START AVAILABLE DATA

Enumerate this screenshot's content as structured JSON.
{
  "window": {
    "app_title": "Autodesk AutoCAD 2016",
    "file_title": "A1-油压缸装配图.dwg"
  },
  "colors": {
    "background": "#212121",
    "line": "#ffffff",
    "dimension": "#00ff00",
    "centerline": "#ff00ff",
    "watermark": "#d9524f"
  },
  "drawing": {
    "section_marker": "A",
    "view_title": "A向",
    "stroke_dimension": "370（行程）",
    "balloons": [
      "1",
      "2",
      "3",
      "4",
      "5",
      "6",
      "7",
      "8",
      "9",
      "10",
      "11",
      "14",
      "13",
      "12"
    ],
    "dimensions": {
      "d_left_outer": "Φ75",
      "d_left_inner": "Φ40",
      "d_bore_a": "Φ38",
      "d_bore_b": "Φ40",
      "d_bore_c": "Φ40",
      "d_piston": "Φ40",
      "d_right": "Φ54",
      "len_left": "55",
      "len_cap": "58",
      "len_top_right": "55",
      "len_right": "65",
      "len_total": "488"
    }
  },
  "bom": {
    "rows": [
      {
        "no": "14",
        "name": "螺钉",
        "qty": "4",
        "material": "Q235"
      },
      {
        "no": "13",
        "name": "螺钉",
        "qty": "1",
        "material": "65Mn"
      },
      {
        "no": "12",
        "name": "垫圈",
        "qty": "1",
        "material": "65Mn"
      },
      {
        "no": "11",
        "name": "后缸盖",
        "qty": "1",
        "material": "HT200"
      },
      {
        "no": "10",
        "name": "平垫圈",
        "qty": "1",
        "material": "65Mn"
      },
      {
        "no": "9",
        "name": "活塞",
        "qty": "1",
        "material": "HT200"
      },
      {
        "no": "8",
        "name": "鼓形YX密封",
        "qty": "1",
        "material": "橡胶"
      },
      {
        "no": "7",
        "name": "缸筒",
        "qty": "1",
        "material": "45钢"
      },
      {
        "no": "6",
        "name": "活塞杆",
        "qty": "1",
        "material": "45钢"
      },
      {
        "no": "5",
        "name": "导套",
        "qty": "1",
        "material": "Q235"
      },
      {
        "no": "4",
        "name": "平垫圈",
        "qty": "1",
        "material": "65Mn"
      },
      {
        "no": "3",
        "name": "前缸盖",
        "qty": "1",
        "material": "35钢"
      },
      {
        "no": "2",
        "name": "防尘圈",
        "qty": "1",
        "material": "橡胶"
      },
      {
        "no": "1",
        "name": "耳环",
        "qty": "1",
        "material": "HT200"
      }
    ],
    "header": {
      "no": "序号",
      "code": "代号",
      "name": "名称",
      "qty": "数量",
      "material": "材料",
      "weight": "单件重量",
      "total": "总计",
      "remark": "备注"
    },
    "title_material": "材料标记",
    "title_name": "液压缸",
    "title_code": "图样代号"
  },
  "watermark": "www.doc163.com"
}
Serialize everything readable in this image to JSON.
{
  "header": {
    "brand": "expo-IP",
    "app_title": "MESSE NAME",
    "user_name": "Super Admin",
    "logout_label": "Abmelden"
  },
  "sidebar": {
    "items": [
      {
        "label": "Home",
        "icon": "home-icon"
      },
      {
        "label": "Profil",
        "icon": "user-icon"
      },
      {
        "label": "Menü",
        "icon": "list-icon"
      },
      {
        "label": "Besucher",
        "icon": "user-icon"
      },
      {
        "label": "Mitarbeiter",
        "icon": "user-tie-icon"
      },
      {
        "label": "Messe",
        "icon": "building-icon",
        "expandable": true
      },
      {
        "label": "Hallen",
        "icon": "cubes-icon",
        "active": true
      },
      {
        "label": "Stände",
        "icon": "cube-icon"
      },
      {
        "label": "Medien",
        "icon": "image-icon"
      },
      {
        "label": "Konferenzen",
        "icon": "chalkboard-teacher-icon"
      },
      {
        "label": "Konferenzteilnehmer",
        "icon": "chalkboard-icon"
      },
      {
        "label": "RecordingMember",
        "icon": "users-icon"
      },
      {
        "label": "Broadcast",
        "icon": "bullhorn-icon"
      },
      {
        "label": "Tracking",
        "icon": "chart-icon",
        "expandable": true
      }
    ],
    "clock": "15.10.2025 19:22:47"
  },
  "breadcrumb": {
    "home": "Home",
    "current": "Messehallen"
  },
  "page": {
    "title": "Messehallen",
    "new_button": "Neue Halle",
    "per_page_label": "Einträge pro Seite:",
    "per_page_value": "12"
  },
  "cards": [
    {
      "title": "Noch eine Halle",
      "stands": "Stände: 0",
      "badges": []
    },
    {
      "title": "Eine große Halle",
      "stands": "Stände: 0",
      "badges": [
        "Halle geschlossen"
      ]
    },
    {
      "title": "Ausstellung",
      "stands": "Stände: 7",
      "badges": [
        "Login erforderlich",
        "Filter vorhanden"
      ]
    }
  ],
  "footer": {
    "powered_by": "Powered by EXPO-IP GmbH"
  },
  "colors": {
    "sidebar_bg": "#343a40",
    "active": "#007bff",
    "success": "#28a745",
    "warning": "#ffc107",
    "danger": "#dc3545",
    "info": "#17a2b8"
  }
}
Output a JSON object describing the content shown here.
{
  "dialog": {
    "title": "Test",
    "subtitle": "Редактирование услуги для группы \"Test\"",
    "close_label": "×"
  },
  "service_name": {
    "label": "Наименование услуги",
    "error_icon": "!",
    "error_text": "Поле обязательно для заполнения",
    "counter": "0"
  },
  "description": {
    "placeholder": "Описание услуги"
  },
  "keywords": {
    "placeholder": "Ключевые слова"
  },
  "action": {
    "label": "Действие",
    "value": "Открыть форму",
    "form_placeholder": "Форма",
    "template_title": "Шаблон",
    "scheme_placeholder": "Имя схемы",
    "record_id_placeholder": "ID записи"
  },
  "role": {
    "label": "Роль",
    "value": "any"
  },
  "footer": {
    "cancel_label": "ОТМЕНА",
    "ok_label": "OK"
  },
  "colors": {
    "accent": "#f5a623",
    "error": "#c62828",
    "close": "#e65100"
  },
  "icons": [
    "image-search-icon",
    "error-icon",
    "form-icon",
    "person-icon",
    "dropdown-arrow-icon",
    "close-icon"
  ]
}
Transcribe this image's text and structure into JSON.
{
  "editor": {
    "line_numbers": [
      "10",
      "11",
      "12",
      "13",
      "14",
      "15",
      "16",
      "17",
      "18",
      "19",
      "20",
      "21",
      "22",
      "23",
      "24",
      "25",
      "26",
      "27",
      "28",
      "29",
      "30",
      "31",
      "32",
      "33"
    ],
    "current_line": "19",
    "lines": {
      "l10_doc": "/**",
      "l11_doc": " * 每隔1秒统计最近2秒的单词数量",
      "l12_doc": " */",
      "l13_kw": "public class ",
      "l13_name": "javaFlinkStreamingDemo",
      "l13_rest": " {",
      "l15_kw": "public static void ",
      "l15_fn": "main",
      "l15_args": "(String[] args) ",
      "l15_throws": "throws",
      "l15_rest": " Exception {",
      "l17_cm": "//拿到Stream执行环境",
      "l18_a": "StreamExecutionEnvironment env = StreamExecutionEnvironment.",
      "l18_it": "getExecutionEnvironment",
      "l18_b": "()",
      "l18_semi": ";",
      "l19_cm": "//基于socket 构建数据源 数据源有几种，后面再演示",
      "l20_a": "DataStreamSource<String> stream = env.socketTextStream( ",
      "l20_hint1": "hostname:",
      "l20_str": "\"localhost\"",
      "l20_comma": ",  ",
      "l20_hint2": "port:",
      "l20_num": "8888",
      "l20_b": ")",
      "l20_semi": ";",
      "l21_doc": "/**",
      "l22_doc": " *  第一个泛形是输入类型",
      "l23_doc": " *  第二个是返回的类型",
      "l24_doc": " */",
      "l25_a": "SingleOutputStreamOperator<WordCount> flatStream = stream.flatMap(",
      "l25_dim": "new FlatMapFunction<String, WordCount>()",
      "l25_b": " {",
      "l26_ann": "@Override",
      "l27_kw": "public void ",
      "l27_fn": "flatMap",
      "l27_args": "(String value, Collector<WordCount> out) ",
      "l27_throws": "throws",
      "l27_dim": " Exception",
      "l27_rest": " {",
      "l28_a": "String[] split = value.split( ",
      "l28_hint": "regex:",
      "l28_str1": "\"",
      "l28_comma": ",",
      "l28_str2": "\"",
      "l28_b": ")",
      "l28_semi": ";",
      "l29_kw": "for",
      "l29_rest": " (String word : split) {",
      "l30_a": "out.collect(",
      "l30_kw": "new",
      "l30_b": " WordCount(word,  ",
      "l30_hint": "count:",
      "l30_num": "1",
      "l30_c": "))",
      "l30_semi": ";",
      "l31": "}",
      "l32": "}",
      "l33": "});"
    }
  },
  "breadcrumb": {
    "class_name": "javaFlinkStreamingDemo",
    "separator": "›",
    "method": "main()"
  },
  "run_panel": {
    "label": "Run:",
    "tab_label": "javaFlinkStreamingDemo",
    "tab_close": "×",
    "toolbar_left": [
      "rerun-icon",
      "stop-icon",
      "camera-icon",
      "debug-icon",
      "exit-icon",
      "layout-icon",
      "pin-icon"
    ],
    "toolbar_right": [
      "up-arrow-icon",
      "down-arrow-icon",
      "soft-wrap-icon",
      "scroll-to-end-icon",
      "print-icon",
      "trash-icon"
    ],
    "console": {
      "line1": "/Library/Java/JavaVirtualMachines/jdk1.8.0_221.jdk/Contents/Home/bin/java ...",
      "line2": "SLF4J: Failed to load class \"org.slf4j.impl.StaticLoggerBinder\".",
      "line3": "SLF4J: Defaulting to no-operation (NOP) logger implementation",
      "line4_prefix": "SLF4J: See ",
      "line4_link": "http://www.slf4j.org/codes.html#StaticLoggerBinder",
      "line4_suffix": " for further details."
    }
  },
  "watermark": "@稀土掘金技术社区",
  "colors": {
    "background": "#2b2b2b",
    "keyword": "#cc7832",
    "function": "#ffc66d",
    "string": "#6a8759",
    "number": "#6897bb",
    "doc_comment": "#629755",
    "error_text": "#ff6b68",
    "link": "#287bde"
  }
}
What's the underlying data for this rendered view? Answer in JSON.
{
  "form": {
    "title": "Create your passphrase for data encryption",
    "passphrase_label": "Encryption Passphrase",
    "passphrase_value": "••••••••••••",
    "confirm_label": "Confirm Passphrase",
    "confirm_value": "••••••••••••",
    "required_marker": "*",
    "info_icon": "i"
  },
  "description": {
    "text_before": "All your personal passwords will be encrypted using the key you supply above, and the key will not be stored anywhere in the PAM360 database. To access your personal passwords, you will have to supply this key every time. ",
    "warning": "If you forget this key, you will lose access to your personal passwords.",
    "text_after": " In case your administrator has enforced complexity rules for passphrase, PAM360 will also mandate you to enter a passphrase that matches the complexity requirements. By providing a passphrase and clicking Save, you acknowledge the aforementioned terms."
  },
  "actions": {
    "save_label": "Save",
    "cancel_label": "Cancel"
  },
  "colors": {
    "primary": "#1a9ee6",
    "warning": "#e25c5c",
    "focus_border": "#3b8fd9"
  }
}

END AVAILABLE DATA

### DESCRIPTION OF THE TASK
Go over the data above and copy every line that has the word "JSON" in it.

### SOLUTION BELOW
Enumerate this screenshot's content as structured JSON.
Serialize everything readable in this image to JSON.
Output a JSON object describing the content shown here.
Transcribe this image's text and structure into JSON.
What's the underlying data for this rendered view? Answer in JSON.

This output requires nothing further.